Stable hand Kayleigh Rutherford failed to take proper care of her cat Socks and her dog between April and June last year.
When Scottish SPCA workers went to intervene they found the grey, white and black cat was emaciated and dehydrated and infested with fleas.
The pets were also living in filthy conditions with rubbish, dirty clothes and animal faeces strewn across the house.
Rutherford appeared for sentence at Aberdeen Sheriff Court yesterday having previously admitted animal welfare offences.
Representing the 27-year-old, solicitor Iain Hingston, said his client had been in a bad place emotionally at the time.
He said she was unable to care for herself properly, let alone the animals.
The court heard Rutherford was deeply ashamed about what had happened to her pets.

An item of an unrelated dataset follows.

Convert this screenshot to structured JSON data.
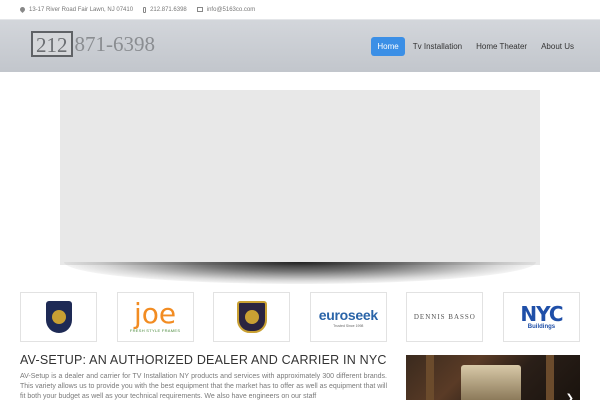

Mr Hingston said she did not intend to cause the animals unnecessary suffering and said that they had just “fallen by the wayside” as she struggled to deal with her own issues.
The court also heard Rutherford had been the target of a “hate campaign” after she admitted mistreating the animals.
Rutherford admitted failing to take the appropriate steps to ensure her pets were living in a safe and clean environment.
She also accepted she did not provide them with a suitable diet by failing to ensure they had adequate food and water.
Sheriff Kenneth Stewart banned Rutherford, of 70 Fernhill Drive, Aberdeen, from keeping dogs and cats for the next five years.
He also placed her under supervision for the next year and ordered her to carry out 120 hours of unpaid work.
Last night, Scottish SPCA inspector Fiona McKenzie said: “Socks was in a collapsed state when we arrived and was in extremely poor condition. His living conditions were also appalling.
“Thankfully, Socks made a full recovery in our care and has since been rehomed to a loving new family.
“We hope Rutherford will give serious consideration as to her suitability to care for any other animals in the future.”